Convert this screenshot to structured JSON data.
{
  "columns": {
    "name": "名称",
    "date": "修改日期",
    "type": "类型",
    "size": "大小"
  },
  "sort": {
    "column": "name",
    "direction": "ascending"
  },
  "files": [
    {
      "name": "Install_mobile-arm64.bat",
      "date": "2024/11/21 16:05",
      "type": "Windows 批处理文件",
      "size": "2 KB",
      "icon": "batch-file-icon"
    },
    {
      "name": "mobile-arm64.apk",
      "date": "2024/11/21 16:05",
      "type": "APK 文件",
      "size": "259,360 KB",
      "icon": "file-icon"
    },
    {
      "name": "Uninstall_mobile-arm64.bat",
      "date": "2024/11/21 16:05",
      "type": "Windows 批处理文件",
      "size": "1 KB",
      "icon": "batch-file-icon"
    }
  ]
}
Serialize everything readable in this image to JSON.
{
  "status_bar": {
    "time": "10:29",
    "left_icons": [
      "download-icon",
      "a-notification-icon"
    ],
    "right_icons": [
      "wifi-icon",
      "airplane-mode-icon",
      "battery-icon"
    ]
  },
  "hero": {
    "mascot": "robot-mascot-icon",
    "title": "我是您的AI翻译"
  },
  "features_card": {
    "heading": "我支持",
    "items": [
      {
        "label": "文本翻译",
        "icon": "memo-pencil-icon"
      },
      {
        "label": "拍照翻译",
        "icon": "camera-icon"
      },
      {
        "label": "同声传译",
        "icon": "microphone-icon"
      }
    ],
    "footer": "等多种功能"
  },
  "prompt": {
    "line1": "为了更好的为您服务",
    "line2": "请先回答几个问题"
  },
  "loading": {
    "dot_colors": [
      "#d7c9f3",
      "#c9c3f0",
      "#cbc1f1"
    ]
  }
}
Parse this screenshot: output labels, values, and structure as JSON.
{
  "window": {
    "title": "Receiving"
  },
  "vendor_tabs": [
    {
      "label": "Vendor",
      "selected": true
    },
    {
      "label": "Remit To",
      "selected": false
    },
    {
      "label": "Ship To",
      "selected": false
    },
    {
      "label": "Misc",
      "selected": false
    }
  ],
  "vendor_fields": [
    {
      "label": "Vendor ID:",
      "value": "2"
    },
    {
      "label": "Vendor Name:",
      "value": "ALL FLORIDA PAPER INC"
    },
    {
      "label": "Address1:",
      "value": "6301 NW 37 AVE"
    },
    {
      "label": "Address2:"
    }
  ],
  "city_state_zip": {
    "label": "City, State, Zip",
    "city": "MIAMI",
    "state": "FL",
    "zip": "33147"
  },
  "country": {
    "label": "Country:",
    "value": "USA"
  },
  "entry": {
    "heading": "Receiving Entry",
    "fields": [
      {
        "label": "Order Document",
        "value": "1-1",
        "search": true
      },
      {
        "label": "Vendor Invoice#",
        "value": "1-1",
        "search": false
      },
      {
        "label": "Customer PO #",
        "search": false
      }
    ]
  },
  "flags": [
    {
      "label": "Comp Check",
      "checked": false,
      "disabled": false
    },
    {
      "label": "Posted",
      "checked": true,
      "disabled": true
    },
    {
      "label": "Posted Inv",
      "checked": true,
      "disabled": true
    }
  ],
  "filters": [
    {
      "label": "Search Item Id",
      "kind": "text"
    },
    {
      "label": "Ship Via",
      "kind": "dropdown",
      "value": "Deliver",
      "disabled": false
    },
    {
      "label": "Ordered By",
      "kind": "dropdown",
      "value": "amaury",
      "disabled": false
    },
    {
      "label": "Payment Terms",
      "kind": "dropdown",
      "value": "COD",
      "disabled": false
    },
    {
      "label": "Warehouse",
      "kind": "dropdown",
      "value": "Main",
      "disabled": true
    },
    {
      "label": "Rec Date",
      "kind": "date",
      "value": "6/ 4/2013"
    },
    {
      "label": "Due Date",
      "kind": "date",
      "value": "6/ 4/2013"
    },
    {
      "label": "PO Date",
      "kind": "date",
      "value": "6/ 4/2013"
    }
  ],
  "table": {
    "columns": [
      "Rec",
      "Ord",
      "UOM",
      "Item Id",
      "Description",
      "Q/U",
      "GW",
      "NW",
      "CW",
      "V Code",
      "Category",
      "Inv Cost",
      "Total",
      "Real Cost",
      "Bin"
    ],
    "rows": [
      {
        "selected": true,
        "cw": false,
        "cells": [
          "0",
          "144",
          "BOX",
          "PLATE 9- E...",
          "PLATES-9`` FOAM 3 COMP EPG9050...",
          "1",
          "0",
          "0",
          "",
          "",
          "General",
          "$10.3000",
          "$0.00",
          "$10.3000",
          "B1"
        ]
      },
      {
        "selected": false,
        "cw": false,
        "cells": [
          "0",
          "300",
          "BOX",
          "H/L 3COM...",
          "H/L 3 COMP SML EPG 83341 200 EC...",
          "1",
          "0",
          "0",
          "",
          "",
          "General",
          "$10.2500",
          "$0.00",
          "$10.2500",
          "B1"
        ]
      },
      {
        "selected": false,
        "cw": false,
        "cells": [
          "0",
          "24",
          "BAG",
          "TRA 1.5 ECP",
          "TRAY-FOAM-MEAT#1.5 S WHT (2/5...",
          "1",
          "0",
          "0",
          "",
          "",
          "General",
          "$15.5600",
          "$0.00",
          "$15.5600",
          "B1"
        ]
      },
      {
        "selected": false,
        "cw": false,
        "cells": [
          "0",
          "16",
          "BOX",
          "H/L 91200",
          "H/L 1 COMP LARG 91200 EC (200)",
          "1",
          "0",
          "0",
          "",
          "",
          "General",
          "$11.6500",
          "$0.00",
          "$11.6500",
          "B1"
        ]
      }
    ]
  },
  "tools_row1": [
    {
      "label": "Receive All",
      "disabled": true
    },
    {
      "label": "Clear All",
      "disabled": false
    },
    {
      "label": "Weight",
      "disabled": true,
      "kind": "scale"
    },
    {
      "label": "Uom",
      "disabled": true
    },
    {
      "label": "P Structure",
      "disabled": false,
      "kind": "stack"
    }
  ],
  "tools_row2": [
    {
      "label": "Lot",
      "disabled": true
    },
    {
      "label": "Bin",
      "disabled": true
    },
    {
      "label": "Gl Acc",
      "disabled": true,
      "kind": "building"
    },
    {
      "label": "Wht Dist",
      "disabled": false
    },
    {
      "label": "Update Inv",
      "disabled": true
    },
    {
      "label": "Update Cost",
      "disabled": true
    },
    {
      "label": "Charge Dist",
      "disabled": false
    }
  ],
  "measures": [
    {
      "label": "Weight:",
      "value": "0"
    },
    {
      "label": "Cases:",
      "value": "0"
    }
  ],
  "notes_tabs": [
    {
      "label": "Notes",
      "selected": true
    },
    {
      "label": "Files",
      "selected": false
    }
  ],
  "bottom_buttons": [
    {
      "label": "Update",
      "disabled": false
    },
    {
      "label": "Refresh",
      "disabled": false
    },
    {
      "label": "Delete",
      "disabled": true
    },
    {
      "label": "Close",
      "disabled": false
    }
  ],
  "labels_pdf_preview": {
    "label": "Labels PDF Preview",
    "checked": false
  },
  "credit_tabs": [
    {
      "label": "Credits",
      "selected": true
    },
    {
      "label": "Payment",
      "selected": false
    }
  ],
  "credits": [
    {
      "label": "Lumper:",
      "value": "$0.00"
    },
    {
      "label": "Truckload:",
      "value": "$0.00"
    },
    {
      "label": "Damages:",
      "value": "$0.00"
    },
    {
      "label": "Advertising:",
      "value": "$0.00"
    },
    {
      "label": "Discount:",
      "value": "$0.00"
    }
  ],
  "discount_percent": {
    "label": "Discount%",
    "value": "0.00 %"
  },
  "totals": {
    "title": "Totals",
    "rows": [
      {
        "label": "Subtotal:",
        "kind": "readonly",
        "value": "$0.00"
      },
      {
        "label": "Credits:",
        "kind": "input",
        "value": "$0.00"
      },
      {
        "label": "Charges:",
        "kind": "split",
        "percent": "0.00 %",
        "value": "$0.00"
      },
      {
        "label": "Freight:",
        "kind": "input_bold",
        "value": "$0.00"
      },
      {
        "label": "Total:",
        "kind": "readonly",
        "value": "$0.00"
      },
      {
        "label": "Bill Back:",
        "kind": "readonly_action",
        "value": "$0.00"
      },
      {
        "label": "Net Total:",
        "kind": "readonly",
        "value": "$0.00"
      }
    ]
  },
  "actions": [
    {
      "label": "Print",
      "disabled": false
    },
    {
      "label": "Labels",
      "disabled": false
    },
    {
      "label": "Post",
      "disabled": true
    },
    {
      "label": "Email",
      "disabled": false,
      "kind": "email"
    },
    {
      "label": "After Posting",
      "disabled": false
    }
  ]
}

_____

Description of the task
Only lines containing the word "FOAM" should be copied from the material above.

Response area
          "PLATES-9`` FOAM 3 COMP EPG9050...",
          "TRAY-FOAM-MEAT#1.5 S WHT (2/5...",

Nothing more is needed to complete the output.